— What needs to be done —
All of the data that follows should be given again exactly, without its images.

══════════

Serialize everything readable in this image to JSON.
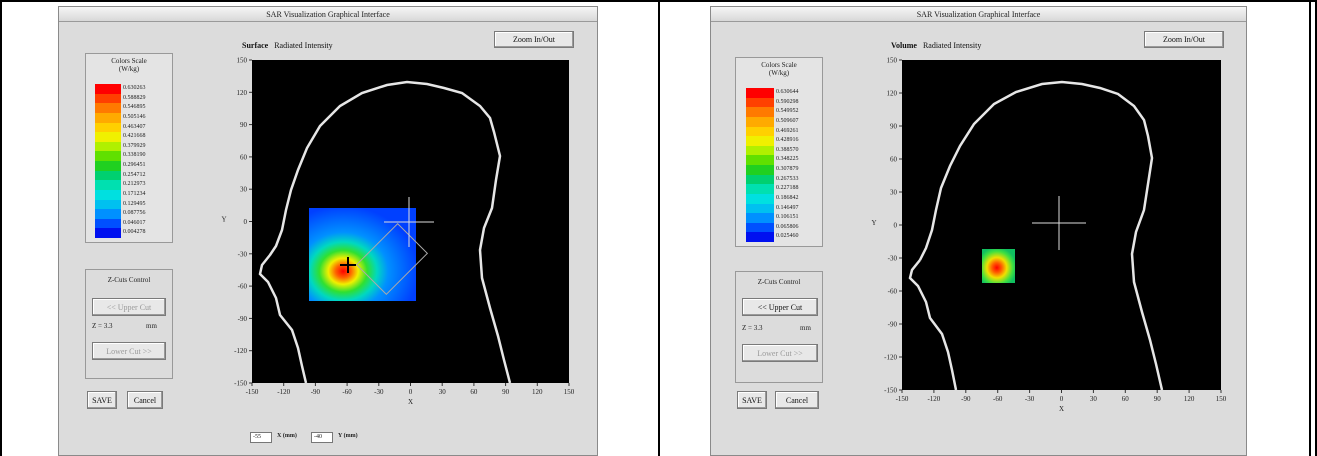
{
  "left_panel": {
    "window_title": "SAR Visualization Graphical Interface",
    "zoom_button": "Zoom In/Out",
    "plot_mode": "Surface",
    "plot_quantity": "Radiated Intensity",
    "colors_scale_title": "Colors Scale",
    "colors_scale_unit": "(W/kg)",
    "legend_values": [
      "0.630263",
      "0.588829",
      "0.546895",
      "0.505146",
      "0.463407",
      "0.421668",
      "0.379929",
      "0.338190",
      "0.296451",
      "0.254712",
      "0.212973",
      "0.171234",
      "0.129495",
      "0.087756",
      "0.046017",
      "0.004278"
    ],
    "zcontrol_title": "Z-Cuts Control",
    "upper_cut": "<< Upper Cut",
    "z_label": "Z = 3.3",
    "z_unit": "mm",
    "lower_cut": "Lower Cut >>",
    "save": "SAVE",
    "cancel": "Cancel",
    "x_label": "X",
    "y_label": "Y",
    "x_field_value": "-55",
    "x_field_label": "X (mm)",
    "y_field_value": "-40",
    "y_field_label": "Y (mm)",
    "x_ticks": [
      "-150",
      "-120",
      "-90",
      "-60",
      "-30",
      "0",
      "30",
      "60",
      "90",
      "120",
      "150"
    ],
    "y_ticks": [
      "150",
      "120",
      "90",
      "60",
      "30",
      "0",
      "-30",
      "-60",
      "-90",
      "-120",
      "-150"
    ]
  },
  "right_panel": {
    "window_title": "SAR Visualization Graphical Interface",
    "zoom_button": "Zoom In/Out",
    "plot_mode": "Volume",
    "plot_quantity": "Radiated Intensity",
    "colors_scale_title": "Colors Scale",
    "colors_scale_unit": "(W/kg)",
    "legend_values": [
      "0.630644",
      "0.590298",
      "0.549952",
      "0.509607",
      "0.469261",
      "0.428916",
      "0.388570",
      "0.348225",
      "0.307879",
      "0.267533",
      "0.227188",
      "0.186842",
      "0.146497",
      "0.106151",
      "0.065806",
      "0.025460"
    ],
    "zcontrol_title": "Z-Cuts Control",
    "upper_cut": "<< Upper Cut",
    "z_label": "Z = 3.3",
    "z_unit": "mm",
    "lower_cut": "Lower Cut >>",
    "save": "SAVE",
    "cancel": "Cancel",
    "x_label": "X",
    "y_label": "Y",
    "x_ticks": [
      "-150",
      "-120",
      "-90",
      "-60",
      "-30",
      "0",
      "30",
      "60",
      "90",
      "120",
      "150"
    ],
    "y_ticks": [
      "150",
      "120",
      "90",
      "60",
      "30",
      "0",
      "-30",
      "-60",
      "-90",
      "-120",
      "-150"
    ]
  },
  "legend_colors": [
    "#ff0000",
    "#ff4000",
    "#ff7a00",
    "#ffaa00",
    "#ffd000",
    "#f0f000",
    "#b0f000",
    "#60e000",
    "#20d020",
    "#00d070",
    "#00e0b0",
    "#00e0e0",
    "#00c0f0",
    "#0090ff",
    "#0050ff",
    "#0010f0"
  ]
}
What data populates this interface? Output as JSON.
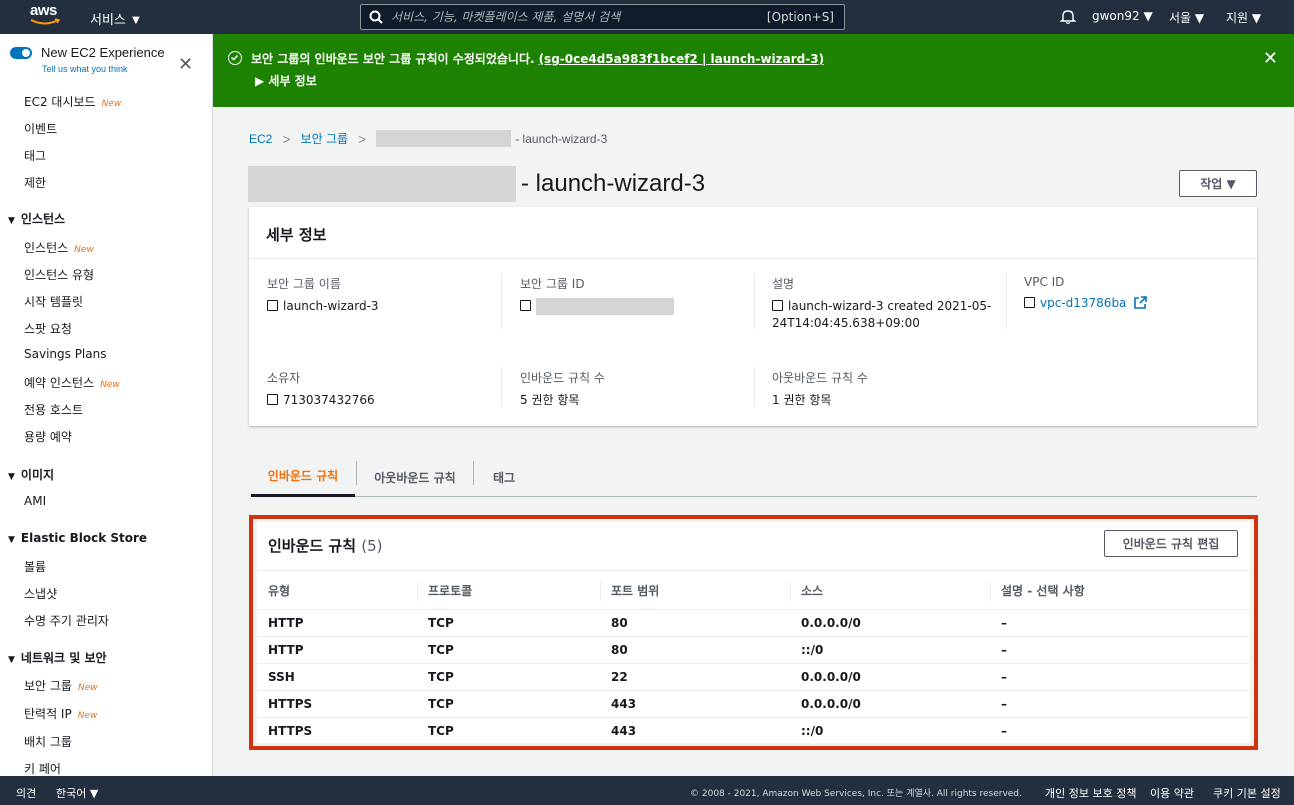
{
  "topnav": {
    "logo": "aws",
    "services": "서비스 ▼",
    "search_placeholder": "서비스, 기능, 마켓플레이스 제품, 설명서 검색",
    "search_shortcut": "[Option+S]",
    "user": "gwon92 ▼",
    "region": "서울 ▼",
    "support": "지원 ▼"
  },
  "sidebar": {
    "toggle_title": "New EC2 Experience",
    "toggle_link": "Tell us what you think",
    "new_badge": "New",
    "items": [
      {
        "label": "EC2 대시보드",
        "new": true
      },
      {
        "label": "이벤트"
      },
      {
        "label": "태그"
      },
      {
        "label": "제한"
      }
    ],
    "sections": [
      {
        "title": "인스턴스",
        "items": [
          {
            "label": "인스턴스",
            "new": true
          },
          {
            "label": "인스턴스 유형"
          },
          {
            "label": "시작 템플릿"
          },
          {
            "label": "스팟 요청"
          },
          {
            "label": "Savings Plans"
          },
          {
            "label": "예약 인스턴스",
            "new": true
          },
          {
            "label": "전용 호스트"
          },
          {
            "label": "용량 예약"
          }
        ]
      },
      {
        "title": "이미지",
        "items": [
          {
            "label": "AMI"
          }
        ]
      },
      {
        "title": "Elastic Block Store",
        "items": [
          {
            "label": "볼륨"
          },
          {
            "label": "스냅샷"
          },
          {
            "label": "수명 주기 관리자"
          }
        ]
      },
      {
        "title": "네트워크 및 보안",
        "items": [
          {
            "label": "보안 그룹",
            "new": true
          },
          {
            "label": "탄력적 IP",
            "new": true
          },
          {
            "label": "배치 그룹"
          },
          {
            "label": "키 페어"
          }
        ]
      }
    ]
  },
  "flash": {
    "message": "보안 그룹의 인바운드 보안 그룹 규칙이 수정되었습니다.",
    "link": "(sg-0ce4d5a983f1bcef2 | launch-wizard-3)",
    "details": "▶ 세부 정보"
  },
  "breadcrumb": {
    "ec2": "EC2",
    "security_groups": "보안 그룹",
    "current": "- launch-wizard-3"
  },
  "page": {
    "title": "- launch-wizard-3",
    "actions": "작업 ▼"
  },
  "details": {
    "heading": "세부 정보",
    "sg_name_label": "보안 그룹 이름",
    "sg_name": "launch-wizard-3",
    "sg_id_label": "보안 그룹 ID",
    "desc_label": "설명",
    "desc_line1": "launch-wizard-3 created 2021-05-",
    "desc_line2": "24T14:04:45.638+09:00",
    "vpc_label": "VPC ID",
    "vpc": "vpc-d13786ba",
    "owner_label": "소유자",
    "owner": "713037432766",
    "inbound_count_label": "인바운드 규칙 수",
    "inbound_count": "5 권한 항목",
    "outbound_count_label": "아웃바운드 규칙 수",
    "outbound_count": "1 권한 항목"
  },
  "tabs": [
    "인바운드 규칙",
    "아웃바운드 규칙",
    "태그"
  ],
  "inbound": {
    "heading": "인바운드 규칙",
    "count": "(5)",
    "edit": "인바운드 규칙 편집",
    "columns": [
      "유형",
      "프로토콜",
      "포트 범위",
      "소스",
      "설명 - 선택 사항"
    ],
    "rows": [
      [
        "HTTP",
        "TCP",
        "80",
        "0.0.0.0/0",
        "–"
      ],
      [
        "HTTP",
        "TCP",
        "80",
        "::/0",
        "–"
      ],
      [
        "SSH",
        "TCP",
        "22",
        "0.0.0.0/0",
        "–"
      ],
      [
        "HTTPS",
        "TCP",
        "443",
        "0.0.0.0/0",
        "–"
      ],
      [
        "HTTPS",
        "TCP",
        "443",
        "::/0",
        "–"
      ]
    ]
  },
  "footer": {
    "feedback": "의견",
    "language": "한국어 ▼",
    "copyright": "© 2008 - 2021, Amazon Web Services, Inc. 또는 계열사. All rights reserved.",
    "privacy": "개인 정보 보호 정책",
    "terms": "이용 약관",
    "cookies": "쿠키 기본 설정"
  },
  "colors": {
    "nav": "#232f3e",
    "flash_success": "#1d8102",
    "link": "#0073bb",
    "accent": "#ec7211",
    "highlight": "#d13212"
  }
}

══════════

— Answer box —
Serialize everything readable in this image to JSON.
{
  "left_panel": {
    "window_title": "SAR Visualization Graphical Interface",
    "zoom_button": "Zoom In/Out",
    "plot_mode": "Surface",
    "plot_quantity": "Radiated Intensity",
    "colors_scale_title": "Colors Scale",
    "colors_scale_unit": "(W/kg)",
    "legend_values": [
      "0.630263",
      "0.588829",
      "0.546895",
      "0.505146",
      "0.463407",
      "0.421668",
      "0.379929",
      "0.338190",
      "0.296451",
      "0.254712",
      "0.212973",
      "0.171234",
      "0.129495",
      "0.087756",
      "0.046017",
      "0.004278"
    ],
    "zcontrol_title": "Z-Cuts Control",
    "upper_cut": "<< Upper Cut",
    "z_label": "Z = 3.3",
    "z_unit": "mm",
    "lower_cut": "Lower Cut >>",
    "save": "SAVE",
    "cancel": "Cancel",
    "x_label": "X",
    "y_label": "Y",
    "x_field_value": "-55",
    "x_field_label": "X (mm)",
    "y_field_value": "-40",
    "y_field_label": "Y (mm)",
    "x_ticks": [
      "-150",
      "-120",
      "-90",
      "-60",
      "-30",
      "0",
      "30",
      "60",
      "90",
      "120",
      "150"
    ],
    "y_ticks": [
      "150",
      "120",
      "90",
      "60",
      "30",
      "0",
      "-30",
      "-60",
      "-90",
      "-120",
      "-150"
    ]
  },
  "right_panel": {
    "window_title": "SAR Visualization Graphical Interface",
    "zoom_button": "Zoom In/Out",
    "plot_mode": "Volume",
    "plot_quantity": "Radiated Intensity",
    "colors_scale_title": "Colors Scale",
    "colors_scale_unit": "(W/kg)",
    "legend_values": [
      "0.630644",
      "0.590298",
      "0.549952",
      "0.509607",
      "0.469261",
      "0.428916",
      "0.388570",
      "0.348225",
      "0.307879",
      "0.267533",
      "0.227188",
      "0.186842",
      "0.146497",
      "0.106151",
      "0.065806",
      "0.025460"
    ],
    "zcontrol_title": "Z-Cuts Control",
    "upper_cut": "<< Upper Cut",
    "z_label": "Z = 3.3",
    "z_unit": "mm",
    "lower_cut": "Lower Cut >>",
    "save": "SAVE",
    "cancel": "Cancel",
    "x_label": "X",
    "y_label": "Y",
    "x_ticks": [
      "-150",
      "-120",
      "-90",
      "-60",
      "-30",
      "0",
      "30",
      "60",
      "90",
      "120",
      "150"
    ],
    "y_ticks": [
      "150",
      "120",
      "90",
      "60",
      "30",
      "0",
      "-30",
      "-60",
      "-90",
      "-120",
      "-150"
    ]
  },
  "legend_colors": [
    "#ff0000",
    "#ff4000",
    "#ff7a00",
    "#ffaa00",
    "#ffd000",
    "#f0f000",
    "#b0f000",
    "#60e000",
    "#20d020",
    "#00d070",
    "#00e0b0",
    "#00e0e0",
    "#00c0f0",
    "#0090ff",
    "#0050ff",
    "#0010f0"
  ]
}
What data populates this interface? Output as JSON.
{
  "topnav": {
    "logo": "aws",
    "services": "서비스 ▼",
    "search_placeholder": "서비스, 기능, 마켓플레이스 제품, 설명서 검색",
    "search_shortcut": "[Option+S]",
    "user": "gwon92 ▼",
    "region": "서울 ▼",
    "support": "지원 ▼"
  },
  "sidebar": {
    "toggle_title": "New EC2 Experience",
    "toggle_link": "Tell us what you think",
    "new_badge": "New",
    "items": [
      {
        "label": "EC2 대시보드",
        "new": true
      },
      {
        "label": "이벤트"
      },
      {
        "label": "태그"
      },
      {
        "label": "제한"
      }
    ],
    "sections": [
      {
        "title": "인스턴스",
        "items": [
          {
            "label": "인스턴스",
            "new": true
          },
          {
            "label": "인스턴스 유형"
          },
          {
            "label": "시작 템플릿"
          },
          {
            "label": "스팟 요청"
          },
          {
            "label": "Savings Plans"
          },
          {
            "label": "예약 인스턴스",
            "new": true
          },
          {
            "label": "전용 호스트"
          },
          {
            "label": "용량 예약"
          }
        ]
      },
      {
        "title": "이미지",
        "items": [
          {
            "label": "AMI"
          }
        ]
      },
      {
        "title": "Elastic Block Store",
        "items": [
          {
            "label": "볼륨"
          },
          {
            "label": "스냅샷"
          },
          {
            "label": "수명 주기 관리자"
          }
        ]
      },
      {
        "title": "네트워크 및 보안",
        "items": [
          {
            "label": "보안 그룹",
            "new": true
          },
          {
            "label": "탄력적 IP",
            "new": true
          },
          {
            "label": "배치 그룹"
          },
          {
            "label": "키 페어"
          }
        ]
      }
    ]
  },
  "flash": {
    "message": "보안 그룹의 인바운드 보안 그룹 규칙이 수정되었습니다.",
    "link": "(sg-0ce4d5a983f1bcef2 | launch-wizard-3)",
    "details": "▶ 세부 정보"
  },
  "breadcrumb": {
    "ec2": "EC2",
    "security_groups": "보안 그룹",
    "current": "- launch-wizard-3"
  },
  "page": {
    "title": "- launch-wizard-3",
    "actions": "작업 ▼"
  },
  "details": {
    "heading": "세부 정보",
    "sg_name_label": "보안 그룹 이름",
    "sg_name": "launch-wizard-3",
    "sg_id_label": "보안 그룹 ID",
    "desc_label": "설명",
    "desc_line1": "launch-wizard-3 created 2021-05-",
    "desc_line2": "24T14:04:45.638+09:00",
    "vpc_label": "VPC ID",
    "vpc": "vpc-d13786ba",
    "owner_label": "소유자",
    "owner": "713037432766",
    "inbound_count_label": "인바운드 규칙 수",
    "inbound_count": "5 권한 항목",
    "outbound_count_label": "아웃바운드 규칙 수",
    "outbound_count": "1 권한 항목"
  },
  "tabs": [
    "인바운드 규칙",
    "아웃바운드 규칙",
    "태그"
  ],
  "inbound": {
    "heading": "인바운드 규칙",
    "count": "(5)",
    "edit": "인바운드 규칙 편집",
    "columns": [
      "유형",
      "프로토콜",
      "포트 범위",
      "소스",
      "설명 - 선택 사항"
    ],
    "rows": [
      [
        "HTTP",
        "TCP",
        "80",
        "0.0.0.0/0",
        "–"
      ],
      [
        "HTTP",
        "TCP",
        "80",
        "::/0",
        "–"
      ],
      [
        "SSH",
        "TCP",
        "22",
        "0.0.0.0/0",
        "–"
      ],
      [
        "HTTPS",
        "TCP",
        "443",
        "0.0.0.0/0",
        "–"
      ],
      [
        "HTTPS",
        "TCP",
        "443",
        "::/0",
        "–"
      ]
    ]
  },
  "footer": {
    "feedback": "의견",
    "language": "한국어 ▼",
    "copyright": "© 2008 - 2021, Amazon Web Services, Inc. 또는 계열사. All rights reserved.",
    "privacy": "개인 정보 보호 정책",
    "terms": "이용 약관",
    "cookies": "쿠키 기본 설정"
  },
  "colors": {
    "nav": "#232f3e",
    "flash_success": "#1d8102",
    "link": "#0073bb",
    "accent": "#ec7211",
    "highlight": "#d13212"
  }
}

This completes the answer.